Invariably, and unfortunately, the habitual practice of understanding patients has been deprioritized. Developing a comprehensive, unbiased view of perspectives and motivations has been delayed, and surrogates—such as HCPs, patient advocates, and ourselves—have become the markers until a direct-to-consumer initiative is required.
It’s becoming clear that this approach is flawed. Understanding real patients—“wild, not farmed salmon”—and caregivers who are involved in decisions can go a long way in determining how to market products. Investing adequately, and as early as Phase II, provides deep insight into the patient journey, allowing companies to adjust plans proactively as dynamics shift. This approach also helps in understanding the most attractive attributes of the asset and how to leverage them. Additional benefits include the ability to shape key decisions for recruitment, add design elements, provide facts and data to balance the perspectives of key opinion leaders and HCPs, and confirm the value proposition.
Illustration: An intimate understanding of the patient in the first illustration would have pre-empted investment in a low impact program. In the second illustration, understanding the patient earlier in the launch would’ve led to more efficient problem solving.
4. Integrate Social Observation into Analyses
Social listening is useful for understanding what patients are saying online, but limited in that little is known about the broader context. A social listening project becomes another “piece of paper” that requires triangulation with other sources of information.

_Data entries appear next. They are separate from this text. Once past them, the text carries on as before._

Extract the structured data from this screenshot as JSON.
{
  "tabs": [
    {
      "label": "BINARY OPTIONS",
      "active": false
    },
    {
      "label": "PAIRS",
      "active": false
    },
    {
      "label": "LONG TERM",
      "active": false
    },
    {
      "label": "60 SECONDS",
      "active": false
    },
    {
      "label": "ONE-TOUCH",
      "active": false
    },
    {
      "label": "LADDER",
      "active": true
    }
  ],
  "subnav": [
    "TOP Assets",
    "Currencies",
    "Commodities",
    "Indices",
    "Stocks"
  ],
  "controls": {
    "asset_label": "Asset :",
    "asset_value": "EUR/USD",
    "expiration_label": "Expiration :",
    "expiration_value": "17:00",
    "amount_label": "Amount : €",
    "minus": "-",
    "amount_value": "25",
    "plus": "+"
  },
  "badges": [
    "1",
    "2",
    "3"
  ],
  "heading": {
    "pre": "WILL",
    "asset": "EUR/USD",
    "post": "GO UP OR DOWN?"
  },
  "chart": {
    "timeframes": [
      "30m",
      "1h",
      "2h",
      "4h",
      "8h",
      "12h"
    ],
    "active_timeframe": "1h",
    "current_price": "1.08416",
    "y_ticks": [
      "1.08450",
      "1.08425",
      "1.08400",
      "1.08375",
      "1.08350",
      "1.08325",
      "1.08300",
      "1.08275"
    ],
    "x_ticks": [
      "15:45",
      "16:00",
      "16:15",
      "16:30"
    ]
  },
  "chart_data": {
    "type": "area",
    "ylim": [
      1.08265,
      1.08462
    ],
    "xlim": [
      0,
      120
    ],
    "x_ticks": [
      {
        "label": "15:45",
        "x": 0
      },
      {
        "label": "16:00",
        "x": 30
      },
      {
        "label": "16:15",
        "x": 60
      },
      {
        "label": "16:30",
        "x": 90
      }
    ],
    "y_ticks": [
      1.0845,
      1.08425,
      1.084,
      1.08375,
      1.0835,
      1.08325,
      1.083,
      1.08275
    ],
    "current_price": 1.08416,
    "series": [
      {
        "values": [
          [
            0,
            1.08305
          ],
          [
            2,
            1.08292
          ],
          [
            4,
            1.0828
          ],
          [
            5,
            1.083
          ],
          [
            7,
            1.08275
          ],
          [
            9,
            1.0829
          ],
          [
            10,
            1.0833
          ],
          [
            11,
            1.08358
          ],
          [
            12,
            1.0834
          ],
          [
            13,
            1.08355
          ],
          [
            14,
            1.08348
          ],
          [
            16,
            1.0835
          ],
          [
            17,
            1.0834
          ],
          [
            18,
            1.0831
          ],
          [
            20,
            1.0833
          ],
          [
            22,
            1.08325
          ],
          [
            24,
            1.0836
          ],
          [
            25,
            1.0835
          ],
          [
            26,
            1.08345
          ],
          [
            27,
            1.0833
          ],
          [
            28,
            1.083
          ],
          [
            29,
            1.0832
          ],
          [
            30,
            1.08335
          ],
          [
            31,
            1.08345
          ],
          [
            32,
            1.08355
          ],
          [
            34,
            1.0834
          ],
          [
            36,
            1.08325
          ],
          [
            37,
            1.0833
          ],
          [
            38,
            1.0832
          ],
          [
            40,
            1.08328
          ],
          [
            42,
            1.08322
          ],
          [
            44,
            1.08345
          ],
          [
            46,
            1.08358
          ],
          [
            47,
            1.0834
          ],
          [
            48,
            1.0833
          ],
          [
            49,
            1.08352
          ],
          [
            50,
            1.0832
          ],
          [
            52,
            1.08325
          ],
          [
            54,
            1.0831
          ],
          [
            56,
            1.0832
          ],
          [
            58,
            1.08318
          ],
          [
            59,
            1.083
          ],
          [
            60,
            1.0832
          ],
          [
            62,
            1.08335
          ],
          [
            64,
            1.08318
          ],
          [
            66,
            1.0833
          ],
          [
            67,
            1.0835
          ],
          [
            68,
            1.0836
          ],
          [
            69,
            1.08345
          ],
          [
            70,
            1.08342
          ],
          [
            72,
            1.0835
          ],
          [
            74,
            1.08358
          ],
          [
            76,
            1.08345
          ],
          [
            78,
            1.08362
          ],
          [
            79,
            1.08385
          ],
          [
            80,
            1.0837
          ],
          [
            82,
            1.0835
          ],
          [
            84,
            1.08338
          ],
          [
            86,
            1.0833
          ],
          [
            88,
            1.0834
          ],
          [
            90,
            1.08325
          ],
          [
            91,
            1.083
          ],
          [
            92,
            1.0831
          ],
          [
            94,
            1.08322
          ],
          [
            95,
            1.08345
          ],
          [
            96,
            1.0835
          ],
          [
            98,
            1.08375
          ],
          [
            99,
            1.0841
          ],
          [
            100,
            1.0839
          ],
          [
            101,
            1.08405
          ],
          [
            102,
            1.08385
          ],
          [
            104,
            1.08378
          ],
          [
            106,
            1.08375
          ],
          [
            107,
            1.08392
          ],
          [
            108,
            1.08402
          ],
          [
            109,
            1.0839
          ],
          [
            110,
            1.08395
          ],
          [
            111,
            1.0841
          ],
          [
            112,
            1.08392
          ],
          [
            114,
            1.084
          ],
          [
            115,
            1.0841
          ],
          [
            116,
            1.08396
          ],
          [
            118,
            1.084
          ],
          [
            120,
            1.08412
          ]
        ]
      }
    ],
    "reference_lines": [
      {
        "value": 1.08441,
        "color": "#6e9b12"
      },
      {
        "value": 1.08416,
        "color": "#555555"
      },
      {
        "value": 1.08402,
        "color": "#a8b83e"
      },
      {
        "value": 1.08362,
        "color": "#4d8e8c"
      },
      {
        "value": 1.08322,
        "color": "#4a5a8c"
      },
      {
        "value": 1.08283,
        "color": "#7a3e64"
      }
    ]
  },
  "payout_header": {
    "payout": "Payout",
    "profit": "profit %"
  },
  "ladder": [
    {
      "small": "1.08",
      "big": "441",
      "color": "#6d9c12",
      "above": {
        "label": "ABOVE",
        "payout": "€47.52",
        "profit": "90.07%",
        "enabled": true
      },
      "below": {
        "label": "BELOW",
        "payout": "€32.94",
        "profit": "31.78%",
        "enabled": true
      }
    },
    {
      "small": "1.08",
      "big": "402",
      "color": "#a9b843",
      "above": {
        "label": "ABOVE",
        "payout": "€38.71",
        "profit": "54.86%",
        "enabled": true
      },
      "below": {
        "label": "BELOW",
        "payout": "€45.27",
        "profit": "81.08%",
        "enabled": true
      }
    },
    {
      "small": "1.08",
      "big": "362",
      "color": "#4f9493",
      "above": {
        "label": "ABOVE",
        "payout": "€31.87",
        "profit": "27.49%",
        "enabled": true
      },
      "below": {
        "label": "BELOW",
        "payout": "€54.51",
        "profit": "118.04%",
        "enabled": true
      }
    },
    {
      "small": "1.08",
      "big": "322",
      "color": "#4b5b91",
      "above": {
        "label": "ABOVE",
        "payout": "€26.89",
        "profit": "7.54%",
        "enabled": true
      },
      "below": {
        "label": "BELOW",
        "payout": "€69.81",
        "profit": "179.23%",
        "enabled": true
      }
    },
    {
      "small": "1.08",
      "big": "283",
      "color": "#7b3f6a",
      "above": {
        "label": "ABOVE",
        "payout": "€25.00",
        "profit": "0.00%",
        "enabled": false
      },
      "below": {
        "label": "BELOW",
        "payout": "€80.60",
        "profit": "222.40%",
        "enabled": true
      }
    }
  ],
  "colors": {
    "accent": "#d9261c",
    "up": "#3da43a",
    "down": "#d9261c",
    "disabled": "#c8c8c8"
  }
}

When social listening is coupled with an understanding of actual online behavior plus context—resulting in social observation—it provides a compelling depiction of the mindset, beliefs, and behaviors relative to other topics.
Illustration: With the launch of CGRPs, the newest class of migraine treatment, there is a lot of discussion online about public advocacy. A social listening study will report that there is a lot of discussion about advocacy. Alternatively, a social observation study will provide context about how this topic “plays” versus others and if people are actively seeking to learn about supporting advocacy. The results of the latter are more useful for decision making.
5. Embrace Frameworks that Effectively Turn Information into Insight
Always consider new ways to glean insight. Alternative frameworks force diverse thinking that uncovers original ideas. In applying new schema, we encourage partners not to abandon proven approaches, as the combination reliably yields success.
Illustration: Belief Mapping is a proven framework that helps us “think beyond the data” and consider the real-life drivers and barriers that affect perceptions and behaviors. Individual Health Belief Models (IHBM) are also extremely valuable, allowing for a comprehensive focus on the patient’s belief system and what can and can’t be impacted. Together, these models generate deeper understanding and context for research, increase the ability to identify what can/can’t change, and illuminate novel opportunities. When applied to the challenge presented in the first illustration, it’s easier to understand why patients may not be likely to initiate a discussion with their HCP.